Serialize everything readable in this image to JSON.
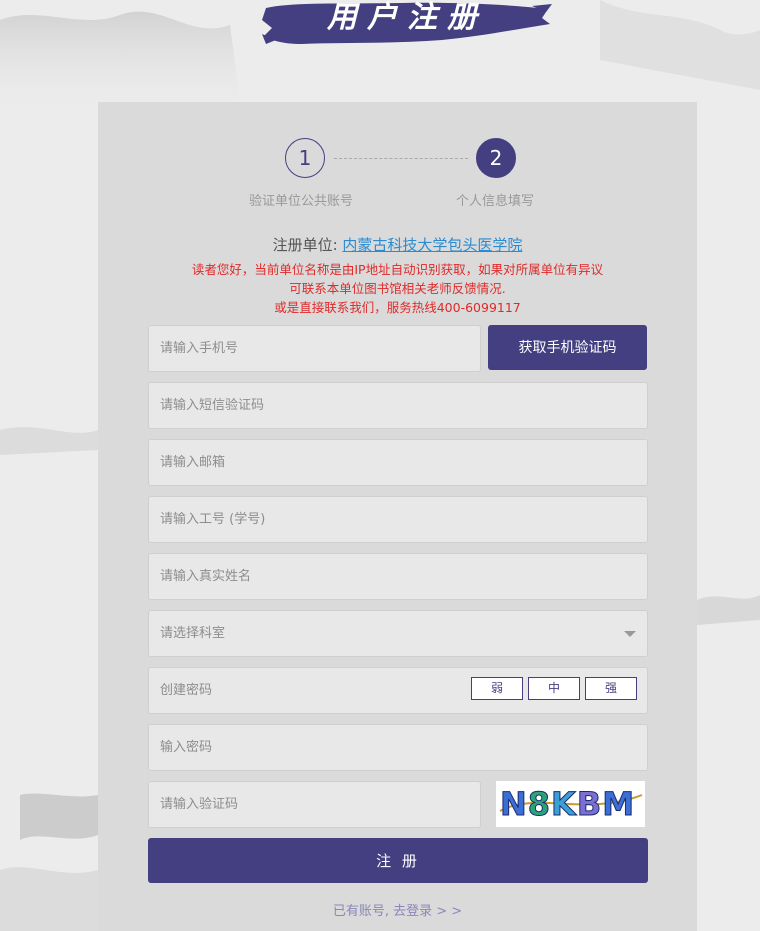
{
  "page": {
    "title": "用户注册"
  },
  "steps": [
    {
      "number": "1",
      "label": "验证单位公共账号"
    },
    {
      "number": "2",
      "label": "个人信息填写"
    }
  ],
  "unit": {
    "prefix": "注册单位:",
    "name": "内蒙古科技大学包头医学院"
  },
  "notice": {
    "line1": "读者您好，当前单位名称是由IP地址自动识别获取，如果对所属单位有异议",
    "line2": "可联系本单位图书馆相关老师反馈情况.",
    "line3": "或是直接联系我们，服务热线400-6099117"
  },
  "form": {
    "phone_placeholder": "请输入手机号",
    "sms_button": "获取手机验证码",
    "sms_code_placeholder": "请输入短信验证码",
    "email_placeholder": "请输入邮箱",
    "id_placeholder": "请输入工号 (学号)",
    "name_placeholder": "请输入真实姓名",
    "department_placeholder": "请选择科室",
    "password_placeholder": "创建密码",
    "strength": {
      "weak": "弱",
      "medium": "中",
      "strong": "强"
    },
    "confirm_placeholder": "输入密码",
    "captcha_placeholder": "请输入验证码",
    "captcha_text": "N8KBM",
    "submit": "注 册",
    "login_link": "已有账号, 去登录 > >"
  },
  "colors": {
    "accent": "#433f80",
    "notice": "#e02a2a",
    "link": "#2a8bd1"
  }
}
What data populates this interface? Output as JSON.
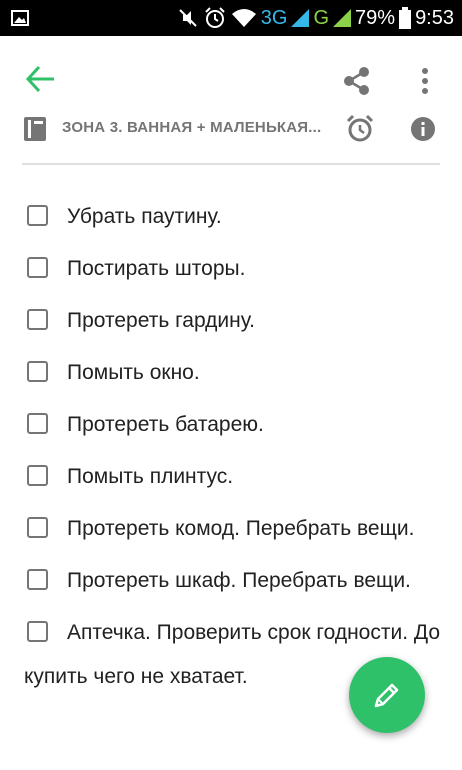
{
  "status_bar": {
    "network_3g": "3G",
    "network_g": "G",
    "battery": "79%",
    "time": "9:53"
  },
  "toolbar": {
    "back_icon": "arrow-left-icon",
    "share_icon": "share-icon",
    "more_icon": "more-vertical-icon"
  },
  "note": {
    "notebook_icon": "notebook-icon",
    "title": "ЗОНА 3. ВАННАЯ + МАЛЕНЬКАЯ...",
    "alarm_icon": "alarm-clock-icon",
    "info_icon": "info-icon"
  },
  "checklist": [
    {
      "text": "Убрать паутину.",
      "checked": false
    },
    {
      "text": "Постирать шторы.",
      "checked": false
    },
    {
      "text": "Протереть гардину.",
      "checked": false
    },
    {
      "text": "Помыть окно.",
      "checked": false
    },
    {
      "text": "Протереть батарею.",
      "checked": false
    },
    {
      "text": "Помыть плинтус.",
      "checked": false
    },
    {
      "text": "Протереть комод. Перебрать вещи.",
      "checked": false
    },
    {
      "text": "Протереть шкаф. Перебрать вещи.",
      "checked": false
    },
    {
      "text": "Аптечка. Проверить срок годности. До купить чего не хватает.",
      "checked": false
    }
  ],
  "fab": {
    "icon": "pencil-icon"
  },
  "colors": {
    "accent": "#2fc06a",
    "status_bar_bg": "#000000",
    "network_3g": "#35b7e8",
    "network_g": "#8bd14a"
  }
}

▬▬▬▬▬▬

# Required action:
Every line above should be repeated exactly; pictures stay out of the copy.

# Problem solution:
Serialize everything readable in this image to JSON.
{
  "page": {
    "title": "用户注册"
  },
  "steps": [
    {
      "number": "1",
      "label": "验证单位公共账号"
    },
    {
      "number": "2",
      "label": "个人信息填写"
    }
  ],
  "unit": {
    "prefix": "注册单位:",
    "name": "内蒙古科技大学包头医学院"
  },
  "notice": {
    "line1": "读者您好，当前单位名称是由IP地址自动识别获取，如果对所属单位有异议",
    "line2": "可联系本单位图书馆相关老师反馈情况.",
    "line3": "或是直接联系我们，服务热线400-6099117"
  },
  "form": {
    "phone_placeholder": "请输入手机号",
    "sms_button": "获取手机验证码",
    "sms_code_placeholder": "请输入短信验证码",
    "email_placeholder": "请输入邮箱",
    "id_placeholder": "请输入工号 (学号)",
    "name_placeholder": "请输入真实姓名",
    "department_placeholder": "请选择科室",
    "password_placeholder": "创建密码",
    "strength": {
      "weak": "弱",
      "medium": "中",
      "strong": "强"
    },
    "confirm_placeholder": "输入密码",
    "captcha_placeholder": "请输入验证码",
    "captcha_text": "N8KBM",
    "submit": "注 册",
    "login_link": "已有账号, 去登录 > >"
  },
  "colors": {
    "accent": "#433f80",
    "notice": "#e02a2a",
    "link": "#2a8bd1"
  }
}
What data populates this interface? Output as JSON.
{
  "status_bar": {
    "network_3g": "3G",
    "network_g": "G",
    "battery": "79%",
    "time": "9:53"
  },
  "toolbar": {
    "back_icon": "arrow-left-icon",
    "share_icon": "share-icon",
    "more_icon": "more-vertical-icon"
  },
  "note": {
    "notebook_icon": "notebook-icon",
    "title": "ЗОНА 3. ВАННАЯ + МАЛЕНЬКАЯ...",
    "alarm_icon": "alarm-clock-icon",
    "info_icon": "info-icon"
  },
  "checklist": [
    {
      "text": "Убрать паутину.",
      "checked": false
    },
    {
      "text": "Постирать шторы.",
      "checked": false
    },
    {
      "text": "Протереть гардину.",
      "checked": false
    },
    {
      "text": "Помыть окно.",
      "checked": false
    },
    {
      "text": "Протереть батарею.",
      "checked": false
    },
    {
      "text": "Помыть плинтус.",
      "checked": false
    },
    {
      "text": "Протереть комод. Перебрать вещи.",
      "checked": false
    },
    {
      "text": "Протереть шкаф. Перебрать вещи.",
      "checked": false
    },
    {
      "text": "Аптечка. Проверить срок годности. До купить чего не хватает.",
      "checked": false
    }
  ],
  "fab": {
    "icon": "pencil-icon"
  },
  "colors": {
    "accent": "#2fc06a",
    "status_bar_bg": "#000000",
    "network_3g": "#35b7e8",
    "network_g": "#8bd14a"
  }
}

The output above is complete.